Mendiratta’s attempt to trace vestiges of that time came up with as many as 100 defensive structures, including fortified manor houses, convents and watchtowers strewn all over this province, many off course in ruins. Besides there are records in Portugal’s archives for some 480 villages, 85 % of which are still traceable by a process of cross verification. The team also located 90 churches and convents, only half of which are still around, albeit modified several times over, though many still bear their original names.
“In many churches, what remains of the original church are its ancient relics, statues and altars, deep inside the churches”.

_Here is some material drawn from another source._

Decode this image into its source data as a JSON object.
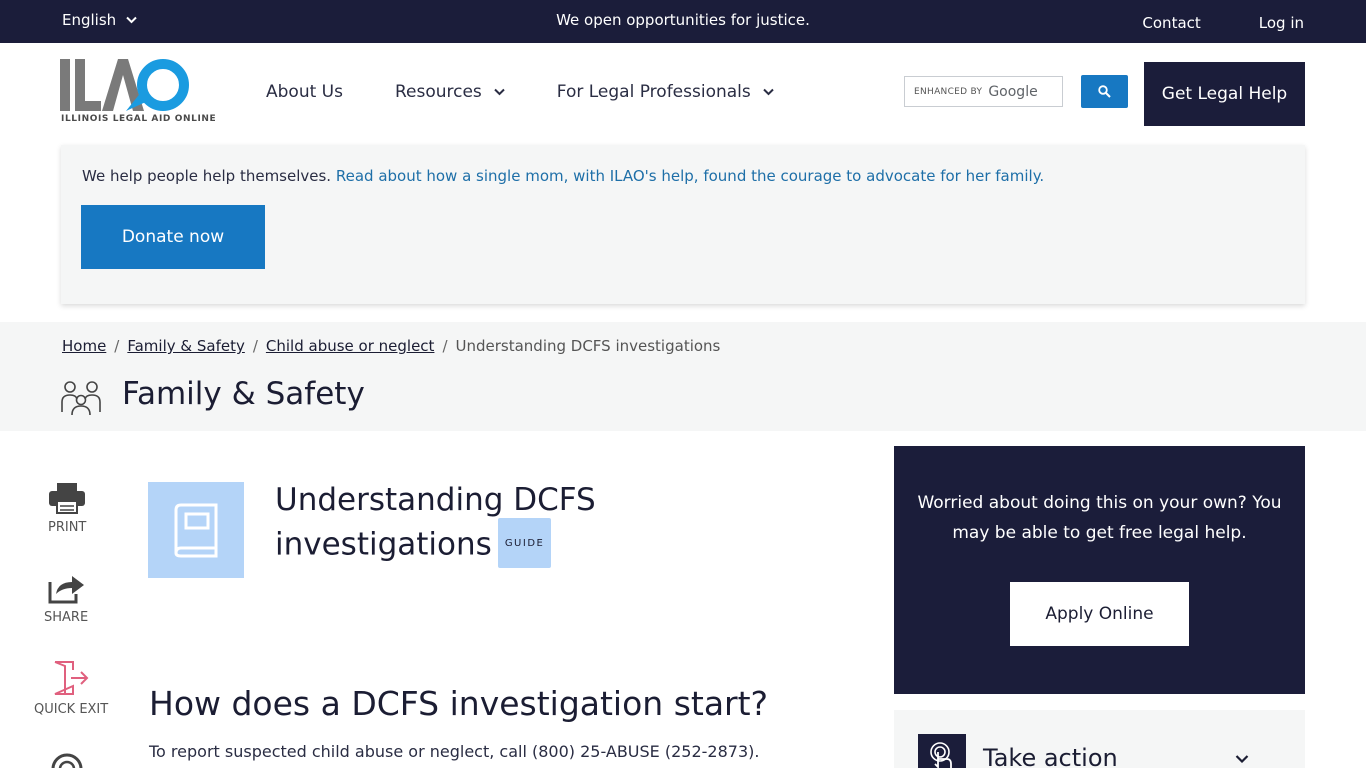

Historians have off course in the past looked at the Indo-Portuguese influence in Thane, Vasai, Mount Poinsur, and the Salcette islands of Bandra, Manori, Madh and Erangal, where villages still survive in the former Portuguese pattern.
The last structure the Portuguese built was probably Thane fort, according to Mendiratta. Now a prison, nothing remains of that time, except the ramparts — as it changed hands to the Marathas in 1739 and the British in 1774. The team made a dramatic find in the hill top Asherigad (formerly Asserim) fort, identifying it as a former Portuguese fort 50 km north of Manori, from a slab with a Portuguese coat of arms found on this site now frequented by trekkers.
Some 60 watchtowers are strewn all along the area, including further north, though a few are being destroyed in the current urbanisation. Interesting bits of information have surfaced from the study. The famous Mount Mary church in Bandra was initially built by the Portuguese in the 1620s, and a new structure extended to it later under the British. Bandra itself was the source of conflict between the two colonial powers in 1722, when the British raided Elephanta island. There’s still the accusation that the British located a slaughter house on the site of Bandra’s Santana convent, built during the Portuguese era.
An interesting find are documentation of villagers demanding compensation for the submergence of their village during the creation of Vihar lake. “Its the first documented case of a mission village with a communal system of land ownership as in South America, and the priest was seeking compensation for the villagers who lost their lands” says Mendiratta.
Village histories of Kandivli, Marol and many others emerge from the study. Present day Marol is actually the relocated site, after the village was shifted from an original site, due to an epidemic.
As the layers emerge, the team’s initial conclusion is that Portugal’s sixteenth and seventeenth century presence in the area played a not so insignificant role in the region’s urbanistic expansion during the 19th and 20 th century under the British. (ends)